Ryan Giggs' Approach Can Help Tom Cleverley Rediscover Form at Manchester United

Rob DawsonManchester United CorrespondentApril 26, 2014

MANCHESTER, ENGLAND - MARCH 25:  Tom Cleverley of Manchester United in action during the Barclays Premier League match between Manchester United and Manchester City at Old Trafford on March 25, 2014 in Manchester, England.  (Photo by Alex Livesey/Getty Images)
Alex Livesey/Getty Images

Every Manchester United fan will have their own moment that, for them, symbolised David Moyes' time in charge.

For some it will be the humiliating defeats to Liverpool and then Manchester City at Old Trafford. For others it might be protest plane that flew over Old Trafford or the ill-fated "Chosen One" banner.

But there are few players who characterised Moyes' reign like Tom Cleverley. The England midfielder's form seemed to collapse just as the team's did.

MANCHESTER, ENGLAND - JANUARY 05:  Tom Cleverley of Manchester United grabs the shirt of Wilfried Bony of Swansea City during the FA Cup with Budweiser Third round match between Manchester United and Swansea City at Old Trafford on January 5, 2014 in Manc
Alex Livesey/Getty Images

He came to symbolise Moyes' cautious approach. The 24-year-old has been accused of lacking the attacking intent traditionally associated with United. Of always looking sideways rather than forward. The same was true of Moyes.

MANCHESTER, ENGLAND - JULY 26: Ryan Giggs of Great Britain looks on with Tom Cleverley during the Men's Football first round Group A Match of the London 2012 Olympic Games between Great Britain and Senegal, at Old Trafford on July 26, 2012 in Manchester,
Michael Regan/Getty Images

He's unlikely to admit it publicly, but Cleverley would be forgiven for breathing a sigh of relief when he heard the news of Moyes' departure on Tuesday morning. Instead, he now has a manager who has built a career on attacking. 

As soon as Ryan Giggs—who was part of Team GB with Cleverley at the 2012 London Olympics—was named as United's temporary boss, the news channels were filled with clips of him running at defenders, usually playing for the likes of Tottenham or Arsenal, with pace and skill.

It's something Giggs told reporters he wants to see from his players now he's in charge.

I want to see goals, tackles, players taking players on and getting the crowd up. I want the passion that should come with being a Manchester United player.

I want players to play with passion, speed, tempo and be brave with imagination, all the things that are expected of a Manchester United player. 

To work hard but, most of all, enjoy it. As a player I know if I'm enjoying the game I can express myself a lot more and that's what I'll be doing with the team.

At times this season Cleverley has looked paralysed by fear.
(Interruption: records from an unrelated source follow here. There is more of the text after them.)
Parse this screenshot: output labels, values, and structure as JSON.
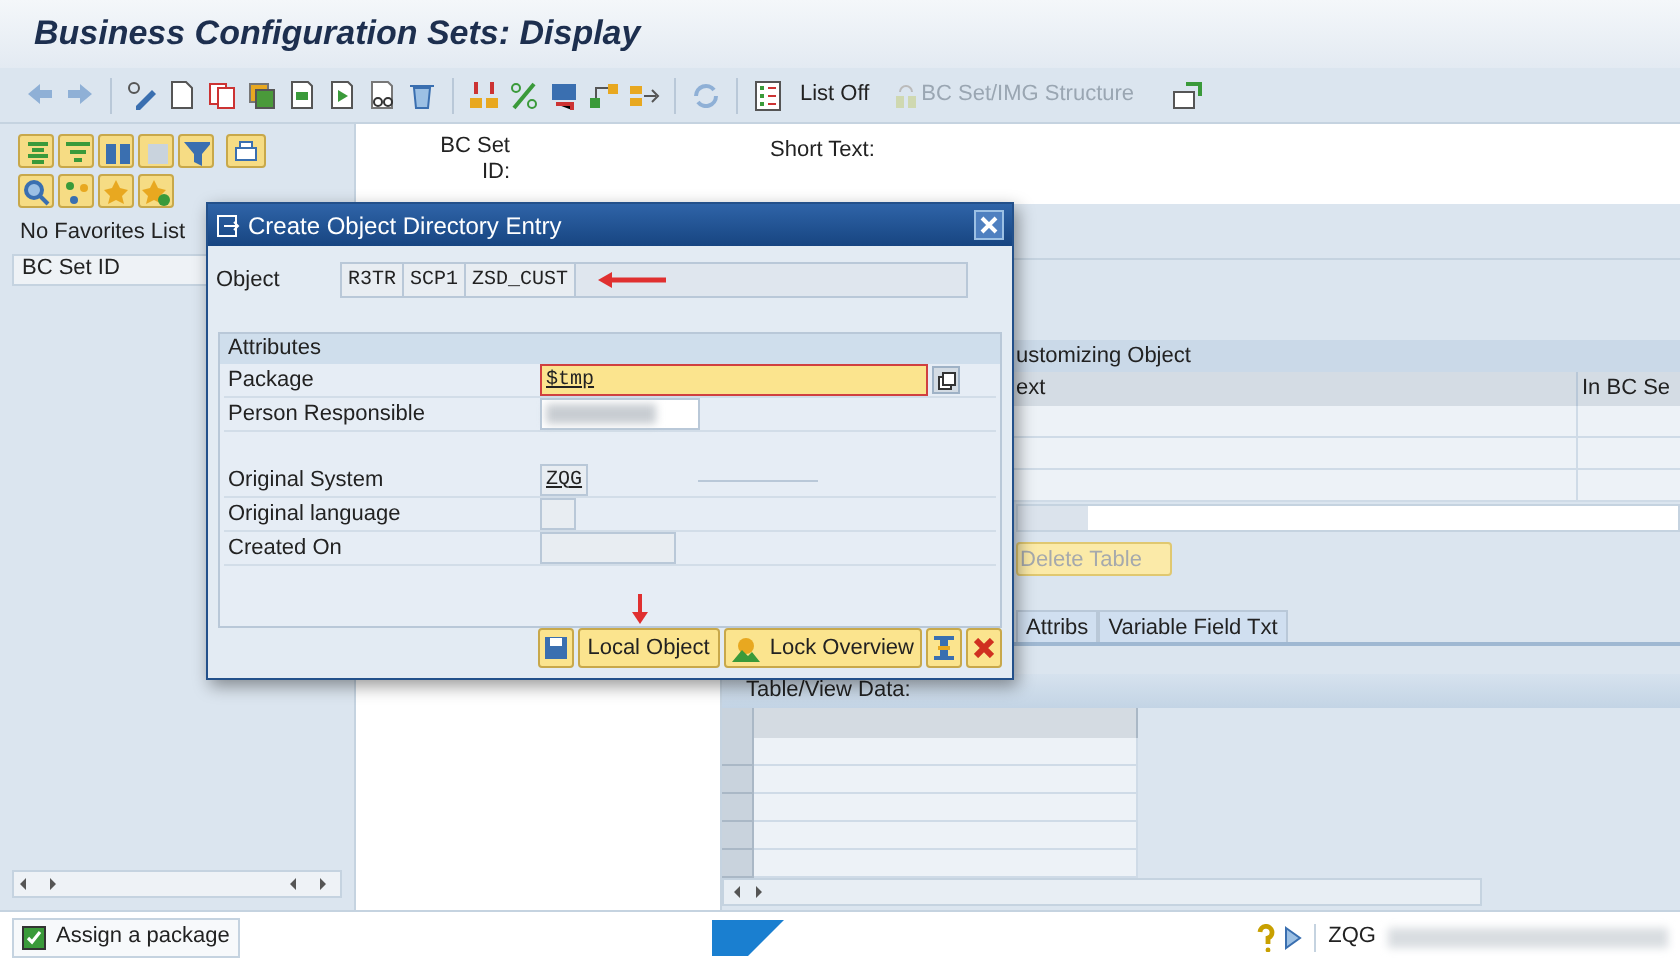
{
  "window": {
    "title": "Business Configuration Sets: Display"
  },
  "toolbar": {
    "buttons": [
      {
        "label": "List Off",
        "disabled": false
      },
      {
        "label": "BC Set/IMG Structure",
        "disabled": true
      }
    ]
  },
  "left_panel": {
    "favorites_label": "No Favorites List",
    "column": "BC Set ID"
  },
  "header": {
    "fields": [
      {
        "label": "BC Set ID:"
      },
      {
        "label": "Short Text:"
      }
    ]
  },
  "customizing_object": {
    "title": "ustomizing Object",
    "columns": [
      "ext",
      "In BC Se"
    ],
    "delete_button": {
      "label": "Delete Table",
      "disabled": true
    }
  },
  "tabs": [
    {
      "label": "Attribs",
      "selected": false
    },
    {
      "label": "Variable Field Txt",
      "selected": false
    }
  ],
  "table_view": {
    "title": "Table/View Data:"
  },
  "dialog": {
    "title": "Create Object Directory Entry",
    "object": {
      "label": "Object",
      "parts": [
        "R3TR",
        "SCP1",
        "ZSD_CUST"
      ]
    },
    "group": "Attributes",
    "fields": [
      {
        "label": "Package",
        "kind": "input",
        "value": "$tmp",
        "focused": true,
        "value_help": true
      },
      {
        "label": "Person Responsible",
        "kind": "redacted",
        "focused": false,
        "value_help": false
      }
    ],
    "origin_fields": [
      {
        "label": "Original System",
        "kind": "display",
        "value": "ZQG",
        "focused": false,
        "value_help": false
      },
      {
        "label": "Original language",
        "kind": "display_short",
        "focused": false,
        "value_help": false
      },
      {
        "label": "Created On",
        "kind": "display",
        "focused": false,
        "value_help": false
      }
    ],
    "buttons": [
      {
        "kind": "save"
      },
      {
        "kind": "text",
        "label": "Local Object"
      },
      {
        "kind": "lock",
        "label": "Lock Overview"
      },
      {
        "kind": "return"
      },
      {
        "kind": "cancel"
      }
    ]
  },
  "status_bar": {
    "message": "Assign a package",
    "system": "ZQG"
  }
}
Fear of doing something wrong rather than having the ambition to do it right.

Moyes was always keen for his midfielders to stay behind the ball. It was an instruction that appeared to curb Cleverley's natural instinct to go forward.

But if Giggs' press conference on Friday is anything to go by, the new manager will at least give his players the freedom to be themselves again.

MANCHESTER, ENGLAND - SEPTEMBER 22:  (L-R) Tom Cleverley, David Moyes manager of Manchester United and coach Phil Neville arrive at the stadium before the Barclays Premier League match between Manchester City and Manchester United at the Etihad Stadium on
Michael Regan/Getty Images

Cleverley might have turned into something of a figure of fun this season. But he wasn't when he first broke into the first team.

On as a second-half substitute against Manchester City in the 2011 Community Shield, he was direct and dangerous. That day at Wembley, he helped United fight back from 2-0 down to win 3-2.

It was the performance that persuaded Sir Alex Ferguson that Cleverley belonged in United's squad. It's something he will hope he can recapture now he's under the right guidance.

MANCHESTER, ENGLAND - AUGUST 22:  Ryan Giggs of Manchester United comes on for team mate Tom Cleverley during the Barclays Premier League match between Manchester United and Tottenham Hotspur at Old Trafford on August 22, 2011 in Manchester, England.  (Ph
Alex Livesey/Getty Images

Cleverley is not a bad footballer. But it's true that he hasn't played particularly well this season.

He now has the benefit of a manager who has promised to encourage his players to express themselves. To trust them to do what they're good at. It's now up to Cleverley to remind us all of exactly what that is.